Since then, he’s been on the Globe and Mail’s best-seller list for Calculating God, and Flashforward won a Canadian science fiction Aurora Award. In total, he’s written 19 science fiction books, and is currently working away on his twentieth, Wonder. Science fiction, says Sawyer, is a genre that interests him because it asks the big questions, with Flashforward being no exception.
“The question of whether or not even having foreknowledge would even allow us to evade our destinies is, I think, one that people find profoundly interesting,” says Sawyer, today, from his upgraded digs in Mississauga where he’s lived since 2000.
“Who doesn’t have some degree of cold feet on their wedding day, wondering if they’re making a mistake? Is this person the right person? When you choose this job or that job, this house or that house, this major or that major in university, every one of us would want to know: ‘Am I making the right choice?’ It’s a universally compelling question.”
Sawyer’s personal belief is that, like physics, fate is fixed. He compares one’s destiny to the end of a movie that’s already been written.
He just wishes someone had told him that 20 years ago.
“I would have been much happier to know what my future held. Twenty years ago, which would have been now going back to 1989, is just when I was packing up and getting ready to move to Thornhill. My first novel hadn’t yet been published or sold 20 years ago. It sold early in 1990. In fact, I sold my first novel just after moving to Thornhill,” he says.
“I had an enormous amount of self-doubt about whether I was doing the right thing, pursuing this dream of making my living as a writer.”

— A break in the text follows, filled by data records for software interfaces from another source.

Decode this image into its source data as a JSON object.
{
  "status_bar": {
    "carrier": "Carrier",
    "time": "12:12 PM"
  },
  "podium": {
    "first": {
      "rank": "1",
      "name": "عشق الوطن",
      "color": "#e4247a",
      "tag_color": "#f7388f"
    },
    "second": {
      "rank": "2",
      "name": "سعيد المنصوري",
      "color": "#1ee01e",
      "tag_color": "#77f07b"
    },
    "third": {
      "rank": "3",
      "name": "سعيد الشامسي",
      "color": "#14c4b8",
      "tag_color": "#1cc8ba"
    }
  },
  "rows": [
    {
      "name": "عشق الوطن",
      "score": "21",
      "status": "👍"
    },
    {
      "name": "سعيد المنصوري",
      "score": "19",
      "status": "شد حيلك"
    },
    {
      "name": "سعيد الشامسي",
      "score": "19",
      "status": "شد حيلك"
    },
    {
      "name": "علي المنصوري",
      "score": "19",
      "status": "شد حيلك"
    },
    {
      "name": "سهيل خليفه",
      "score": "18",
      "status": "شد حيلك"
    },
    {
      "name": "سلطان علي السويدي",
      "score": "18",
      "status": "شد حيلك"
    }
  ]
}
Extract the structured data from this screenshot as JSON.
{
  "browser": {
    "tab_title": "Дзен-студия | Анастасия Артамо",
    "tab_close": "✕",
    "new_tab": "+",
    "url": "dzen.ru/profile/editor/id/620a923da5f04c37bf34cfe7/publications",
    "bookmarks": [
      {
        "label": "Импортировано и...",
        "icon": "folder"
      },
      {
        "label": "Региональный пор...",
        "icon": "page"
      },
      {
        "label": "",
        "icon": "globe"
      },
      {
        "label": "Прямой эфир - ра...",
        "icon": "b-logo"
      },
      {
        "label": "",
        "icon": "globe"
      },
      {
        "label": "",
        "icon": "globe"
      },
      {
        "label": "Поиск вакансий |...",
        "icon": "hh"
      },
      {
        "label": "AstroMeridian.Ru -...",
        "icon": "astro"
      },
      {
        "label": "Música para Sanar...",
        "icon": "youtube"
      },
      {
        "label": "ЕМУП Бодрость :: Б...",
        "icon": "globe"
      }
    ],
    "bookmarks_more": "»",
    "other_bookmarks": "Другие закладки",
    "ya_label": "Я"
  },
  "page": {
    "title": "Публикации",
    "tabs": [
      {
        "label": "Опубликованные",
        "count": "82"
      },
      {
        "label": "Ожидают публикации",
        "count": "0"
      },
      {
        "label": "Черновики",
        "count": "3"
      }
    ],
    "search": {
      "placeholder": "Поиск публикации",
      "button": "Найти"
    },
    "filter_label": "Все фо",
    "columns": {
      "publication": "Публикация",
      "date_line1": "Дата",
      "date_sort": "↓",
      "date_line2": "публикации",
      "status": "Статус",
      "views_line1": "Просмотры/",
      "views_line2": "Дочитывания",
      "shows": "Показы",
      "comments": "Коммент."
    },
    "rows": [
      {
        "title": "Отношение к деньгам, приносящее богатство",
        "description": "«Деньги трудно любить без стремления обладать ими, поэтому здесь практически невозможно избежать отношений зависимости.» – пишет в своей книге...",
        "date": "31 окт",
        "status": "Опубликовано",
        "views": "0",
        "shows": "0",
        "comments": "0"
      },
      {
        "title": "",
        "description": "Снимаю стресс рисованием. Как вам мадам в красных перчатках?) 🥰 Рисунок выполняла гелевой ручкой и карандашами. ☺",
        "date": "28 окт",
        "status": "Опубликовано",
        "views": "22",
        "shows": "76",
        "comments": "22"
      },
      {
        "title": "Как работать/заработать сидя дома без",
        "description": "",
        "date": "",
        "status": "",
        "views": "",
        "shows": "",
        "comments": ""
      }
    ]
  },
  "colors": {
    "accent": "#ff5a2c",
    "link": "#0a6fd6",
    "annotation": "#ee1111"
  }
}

Sawyer was born in North York in 1960 and came of age during the space race. He remembers watching 2001: A Space Odyssey and Planet of the Apes with his father and being intrigued by the prospect of something beyond his North Toronto life.
“It looked very much to me, as a young man, as a young boy, that the future of humanity was going to be in space and was going to involve science and technology. So I was naturally drawn to writing stories about those things, about what the future was going to hold,” he says.
In 1975, as a student at Northview Heights, he formed the science fiction club where he met his future wife, Carolyn Clink. After graduation, he worked as a freelance journalist in the 1980s, writing for the Toronto Star and the Financial Post, among others. But Sawyer wasn’t satisfied with ephemeral stories and decided to try his hand at full-time science fiction writing.
Thornhill, it turns out, was a great place to start. Near to his Bathurst Street and Centre Street condo — called Forest Hill North, which was also the titular inspiration for the Forhilnor aliens in Calculating God — was Sci-Fi World, then Canada’s largest science fiction bookstore, at Steeles and Dufferin. There was also the Vaughan Public Library and a Chapters Superstore, at Steeles and Yonge, where Sawyer spent many a day during his eight years in the area, from 1992 to 2000, perusing the competition.
But mostly, it was a place far from the fantasy worlds he chronicles.
“Thornhill is, was, a wonderful place to be a writer,” says Sawyer.
“A writer may write about exciting places, but a writer needs peace and quiet to get his or her work done. And Thornhill certainly afforded that while having the advantage of being so very close to the hubbub of downtown Toronto when I needed to go there.” Not to mention a trip or two to L.A. where Flashforward is currently under production. Sawyer, who’s visited the set, has been consulted on all episodes and will pen number 16, if it gets picked up for another season. He’s also shared a lunch date with star Joseph Fiennes.
“It is very exciting. The actors are fabulous,” he says of his recent visit. “It’s been an experience that has brought literally tears to my eyes as I watched it happening on the set.”
As for the future, Sawyer doesn’t have any plans to rush off to Hollywood just yet. Or ever, for that matter.
“I can’t stand the air quality in L.A. I can’t stand the heat in L.A. I can’t stand the traffic in L.A.,” he says. “Greater Toronto will always be my home. I love this area.”